----- DATA EXCERPTS -----

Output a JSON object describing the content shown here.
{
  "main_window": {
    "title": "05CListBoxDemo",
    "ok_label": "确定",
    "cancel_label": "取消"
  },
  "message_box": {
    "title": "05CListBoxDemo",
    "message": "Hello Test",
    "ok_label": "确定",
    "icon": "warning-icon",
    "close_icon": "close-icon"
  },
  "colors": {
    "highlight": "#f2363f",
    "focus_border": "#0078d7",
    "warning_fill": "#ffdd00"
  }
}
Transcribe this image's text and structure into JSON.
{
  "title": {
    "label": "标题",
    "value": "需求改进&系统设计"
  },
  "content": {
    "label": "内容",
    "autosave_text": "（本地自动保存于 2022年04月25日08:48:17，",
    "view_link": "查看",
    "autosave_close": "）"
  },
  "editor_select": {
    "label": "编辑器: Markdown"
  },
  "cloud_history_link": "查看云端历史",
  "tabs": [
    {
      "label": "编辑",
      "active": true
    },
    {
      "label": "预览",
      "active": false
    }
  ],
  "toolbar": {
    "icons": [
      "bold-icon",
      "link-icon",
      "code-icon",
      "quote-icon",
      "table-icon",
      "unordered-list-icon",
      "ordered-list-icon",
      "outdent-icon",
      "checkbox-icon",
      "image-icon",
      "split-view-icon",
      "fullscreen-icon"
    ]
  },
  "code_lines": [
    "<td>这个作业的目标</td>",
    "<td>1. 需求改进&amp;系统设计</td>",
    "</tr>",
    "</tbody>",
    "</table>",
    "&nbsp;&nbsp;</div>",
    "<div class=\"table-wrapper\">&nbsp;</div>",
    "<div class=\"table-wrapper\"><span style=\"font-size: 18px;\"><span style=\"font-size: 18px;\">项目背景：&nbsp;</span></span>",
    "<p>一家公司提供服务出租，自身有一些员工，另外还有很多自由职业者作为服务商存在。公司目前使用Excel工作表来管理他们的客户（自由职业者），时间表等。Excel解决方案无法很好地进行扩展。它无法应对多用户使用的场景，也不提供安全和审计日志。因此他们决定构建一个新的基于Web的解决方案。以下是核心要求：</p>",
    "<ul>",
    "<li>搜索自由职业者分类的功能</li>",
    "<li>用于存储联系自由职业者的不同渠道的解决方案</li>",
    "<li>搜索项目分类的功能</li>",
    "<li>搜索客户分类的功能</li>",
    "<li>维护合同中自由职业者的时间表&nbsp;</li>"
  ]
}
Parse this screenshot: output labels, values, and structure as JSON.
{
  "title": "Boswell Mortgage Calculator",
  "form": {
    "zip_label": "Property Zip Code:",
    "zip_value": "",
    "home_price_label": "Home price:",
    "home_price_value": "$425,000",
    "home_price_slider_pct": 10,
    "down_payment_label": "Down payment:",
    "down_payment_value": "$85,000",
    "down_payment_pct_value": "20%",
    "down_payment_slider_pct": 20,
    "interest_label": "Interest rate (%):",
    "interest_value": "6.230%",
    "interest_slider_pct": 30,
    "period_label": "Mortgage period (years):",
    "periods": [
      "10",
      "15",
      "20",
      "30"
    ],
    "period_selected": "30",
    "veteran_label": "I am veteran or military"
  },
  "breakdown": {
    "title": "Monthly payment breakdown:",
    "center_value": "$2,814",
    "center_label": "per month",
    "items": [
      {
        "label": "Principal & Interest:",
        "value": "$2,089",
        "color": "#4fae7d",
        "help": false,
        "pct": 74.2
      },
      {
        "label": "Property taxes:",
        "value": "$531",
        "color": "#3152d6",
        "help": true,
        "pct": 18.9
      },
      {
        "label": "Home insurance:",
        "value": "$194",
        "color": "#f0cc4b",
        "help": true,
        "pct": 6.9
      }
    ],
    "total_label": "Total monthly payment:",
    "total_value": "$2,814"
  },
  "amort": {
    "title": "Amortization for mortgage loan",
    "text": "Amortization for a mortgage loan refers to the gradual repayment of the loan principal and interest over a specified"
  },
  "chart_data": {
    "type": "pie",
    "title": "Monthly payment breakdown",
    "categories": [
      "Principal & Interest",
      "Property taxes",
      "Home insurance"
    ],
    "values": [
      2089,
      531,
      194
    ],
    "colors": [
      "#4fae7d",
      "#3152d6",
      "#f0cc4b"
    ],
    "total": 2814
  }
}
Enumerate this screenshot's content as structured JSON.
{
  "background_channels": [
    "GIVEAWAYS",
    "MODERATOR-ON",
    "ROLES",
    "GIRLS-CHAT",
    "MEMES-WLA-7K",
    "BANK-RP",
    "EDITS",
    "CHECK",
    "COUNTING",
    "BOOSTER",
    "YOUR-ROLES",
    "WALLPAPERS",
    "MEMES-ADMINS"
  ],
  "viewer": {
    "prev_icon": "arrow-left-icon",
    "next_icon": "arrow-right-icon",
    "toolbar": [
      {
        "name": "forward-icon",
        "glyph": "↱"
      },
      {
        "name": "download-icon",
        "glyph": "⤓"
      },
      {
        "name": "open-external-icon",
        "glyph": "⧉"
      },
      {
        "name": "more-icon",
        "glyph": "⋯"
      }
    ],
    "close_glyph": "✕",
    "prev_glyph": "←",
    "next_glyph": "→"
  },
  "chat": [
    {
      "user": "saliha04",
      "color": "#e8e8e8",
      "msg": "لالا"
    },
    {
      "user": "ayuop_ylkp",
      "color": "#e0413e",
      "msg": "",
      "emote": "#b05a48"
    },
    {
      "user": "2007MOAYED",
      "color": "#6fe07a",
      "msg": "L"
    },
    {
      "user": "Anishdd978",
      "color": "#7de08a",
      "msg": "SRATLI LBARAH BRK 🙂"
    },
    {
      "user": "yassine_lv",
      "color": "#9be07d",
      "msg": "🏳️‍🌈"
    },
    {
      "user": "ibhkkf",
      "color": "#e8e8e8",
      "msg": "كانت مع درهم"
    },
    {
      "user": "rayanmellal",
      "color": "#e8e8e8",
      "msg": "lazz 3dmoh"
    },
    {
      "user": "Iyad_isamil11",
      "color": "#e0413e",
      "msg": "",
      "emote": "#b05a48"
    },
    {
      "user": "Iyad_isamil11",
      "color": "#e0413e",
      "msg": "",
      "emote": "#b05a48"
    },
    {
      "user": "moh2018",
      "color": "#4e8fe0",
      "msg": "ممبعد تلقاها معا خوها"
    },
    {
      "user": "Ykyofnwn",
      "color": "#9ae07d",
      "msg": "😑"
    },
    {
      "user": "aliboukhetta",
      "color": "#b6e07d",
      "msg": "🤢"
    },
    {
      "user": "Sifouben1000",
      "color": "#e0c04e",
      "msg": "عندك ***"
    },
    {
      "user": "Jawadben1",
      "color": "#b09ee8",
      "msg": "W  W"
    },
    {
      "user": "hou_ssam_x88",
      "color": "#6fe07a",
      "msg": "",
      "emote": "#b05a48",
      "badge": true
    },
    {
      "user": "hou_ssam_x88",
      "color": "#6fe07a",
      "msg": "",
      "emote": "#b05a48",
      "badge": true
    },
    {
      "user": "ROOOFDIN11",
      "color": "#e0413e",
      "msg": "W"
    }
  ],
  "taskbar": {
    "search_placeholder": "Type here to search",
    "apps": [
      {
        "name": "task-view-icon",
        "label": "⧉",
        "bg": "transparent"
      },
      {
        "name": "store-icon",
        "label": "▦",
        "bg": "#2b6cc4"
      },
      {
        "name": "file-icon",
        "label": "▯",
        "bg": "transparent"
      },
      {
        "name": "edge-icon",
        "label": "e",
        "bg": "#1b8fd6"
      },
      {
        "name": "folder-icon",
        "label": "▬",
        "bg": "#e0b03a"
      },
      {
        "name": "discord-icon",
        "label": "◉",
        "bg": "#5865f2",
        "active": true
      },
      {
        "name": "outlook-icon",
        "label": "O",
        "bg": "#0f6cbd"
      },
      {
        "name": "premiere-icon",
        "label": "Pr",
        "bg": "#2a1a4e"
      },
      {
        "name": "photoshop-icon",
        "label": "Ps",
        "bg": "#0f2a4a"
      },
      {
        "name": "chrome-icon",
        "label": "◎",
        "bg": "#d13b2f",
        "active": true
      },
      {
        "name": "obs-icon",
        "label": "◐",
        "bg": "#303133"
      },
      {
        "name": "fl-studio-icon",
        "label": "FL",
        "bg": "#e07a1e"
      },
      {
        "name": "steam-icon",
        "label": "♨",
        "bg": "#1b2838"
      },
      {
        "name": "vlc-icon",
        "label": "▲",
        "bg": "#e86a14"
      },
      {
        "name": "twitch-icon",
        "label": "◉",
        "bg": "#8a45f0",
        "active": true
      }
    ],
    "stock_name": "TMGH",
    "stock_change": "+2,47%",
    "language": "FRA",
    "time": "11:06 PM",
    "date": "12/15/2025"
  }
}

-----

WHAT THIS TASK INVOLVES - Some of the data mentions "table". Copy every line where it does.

TASK SOLUTION -
      "table-icon",
    "</table>",
    "<div class=\"table-wrapper\">&nbsp;</div>",
    "<div class=\"table-wrapper\"><span style=\"font-size: 18px;\"><span style=\"font-size: 18px;\">项目背景：&nbsp;</span></span>",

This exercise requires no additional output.